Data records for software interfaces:
━━━━
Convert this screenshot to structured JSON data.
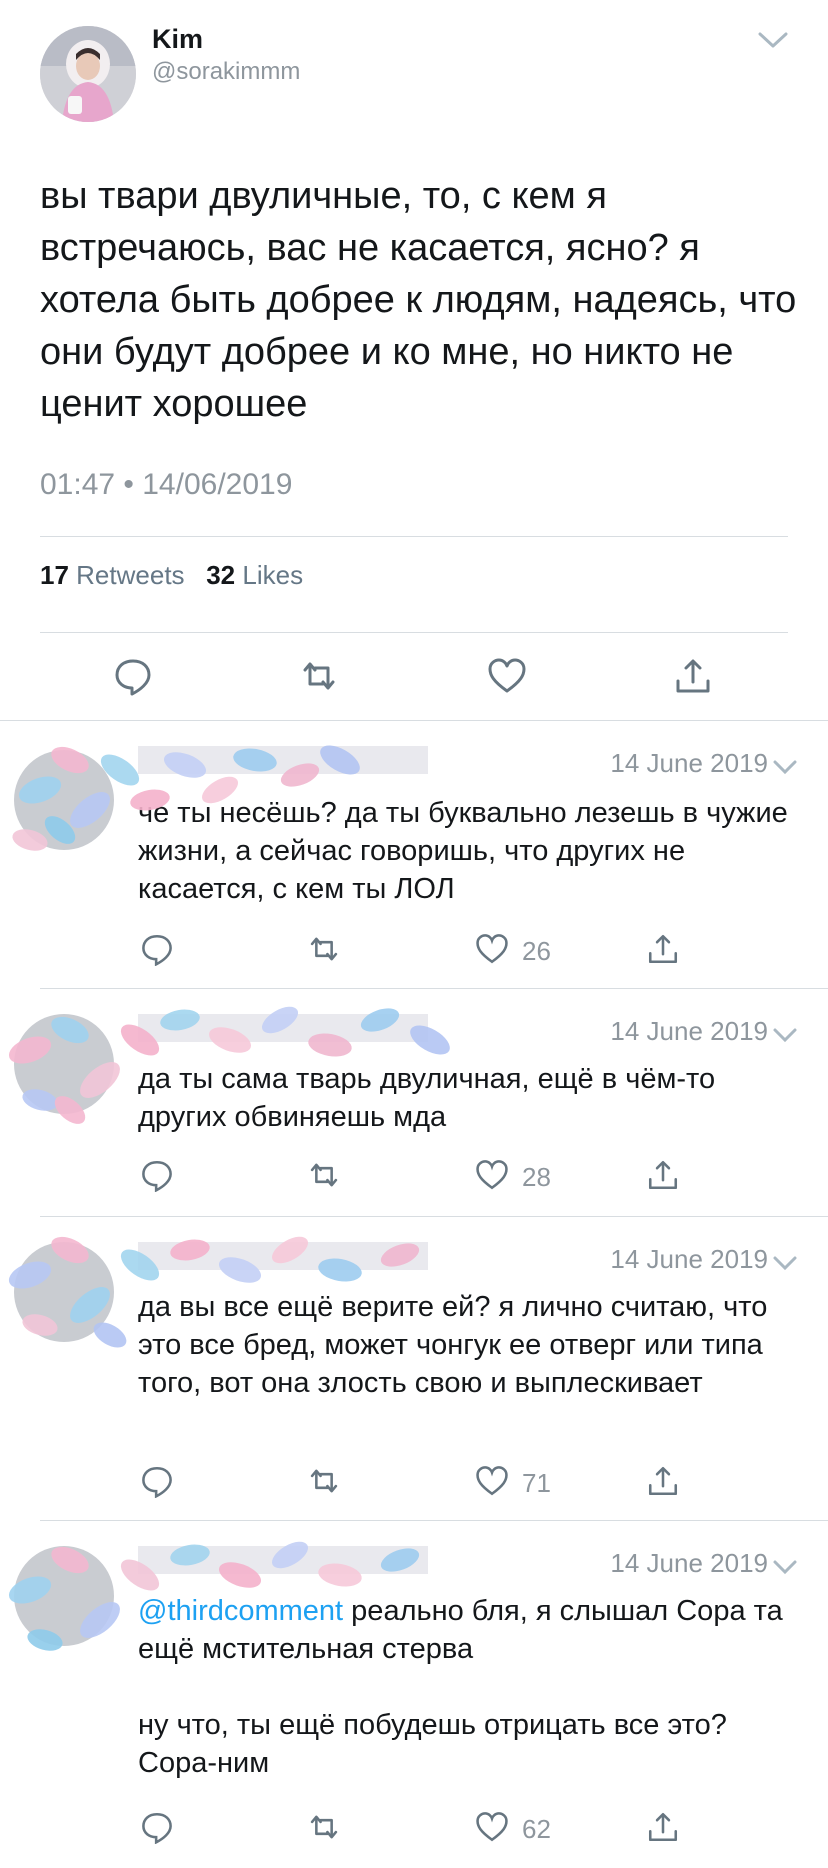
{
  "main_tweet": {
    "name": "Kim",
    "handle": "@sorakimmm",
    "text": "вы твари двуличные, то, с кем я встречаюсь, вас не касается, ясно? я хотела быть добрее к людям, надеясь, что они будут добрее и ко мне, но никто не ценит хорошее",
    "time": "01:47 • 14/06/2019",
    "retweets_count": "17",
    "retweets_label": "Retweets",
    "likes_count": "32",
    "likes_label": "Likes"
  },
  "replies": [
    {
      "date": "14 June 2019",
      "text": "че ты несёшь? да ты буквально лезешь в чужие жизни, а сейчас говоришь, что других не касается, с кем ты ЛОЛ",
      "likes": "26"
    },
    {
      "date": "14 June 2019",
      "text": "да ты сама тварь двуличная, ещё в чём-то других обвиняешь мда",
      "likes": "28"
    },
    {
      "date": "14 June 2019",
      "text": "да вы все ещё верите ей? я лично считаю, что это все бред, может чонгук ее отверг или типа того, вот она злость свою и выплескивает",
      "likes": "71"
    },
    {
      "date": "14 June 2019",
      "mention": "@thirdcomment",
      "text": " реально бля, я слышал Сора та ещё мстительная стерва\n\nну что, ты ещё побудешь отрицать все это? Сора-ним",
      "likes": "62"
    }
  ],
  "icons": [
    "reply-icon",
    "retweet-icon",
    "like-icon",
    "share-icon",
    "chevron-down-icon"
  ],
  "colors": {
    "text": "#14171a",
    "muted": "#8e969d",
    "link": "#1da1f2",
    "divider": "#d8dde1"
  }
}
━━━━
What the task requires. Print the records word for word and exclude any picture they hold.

Result.
Convert this screenshot to structured JSON data.
{
  "main_tweet": {
    "name": "Kim",
    "handle": "@sorakimmm",
    "text": "вы твари двуличные, то, с кем я встречаюсь, вас не касается, ясно? я хотела быть добрее к людям, надеясь, что они будут добрее и ко мне, но никто не ценит хорошее",
    "time": "01:47 • 14/06/2019",
    "retweets_count": "17",
    "retweets_label": "Retweets",
    "likes_count": "32",
    "likes_label": "Likes"
  },
  "replies": [
    {
      "date": "14 June 2019",
      "text": "че ты несёшь? да ты буквально лезешь в чужие жизни, а сейчас говоришь, что других не касается, с кем ты ЛОЛ",
      "likes": "26"
    },
    {
      "date": "14 June 2019",
      "text": "да ты сама тварь двуличная, ещё в чём-то других обвиняешь мда",
      "likes": "28"
    },
    {
      "date": "14 June 2019",
      "text": "да вы все ещё верите ей? я лично считаю, что это все бред, может чонгук ее отверг или типа того, вот она злость свою и выплескивает",
      "likes": "71"
    },
    {
      "date": "14 June 2019",
      "mention": "@thirdcomment",
      "text": " реально бля, я слышал Сора та ещё мстительная стерва\n\nну что, ты ещё побудешь отрицать все это? Сора-ним",
      "likes": "62"
    }
  ],
  "icons": [
    "reply-icon",
    "retweet-icon",
    "like-icon",
    "share-icon",
    "chevron-down-icon"
  ],
  "colors": {
    "text": "#14171a",
    "muted": "#8e969d",
    "link": "#1da1f2",
    "divider": "#d8dde1"
  }
}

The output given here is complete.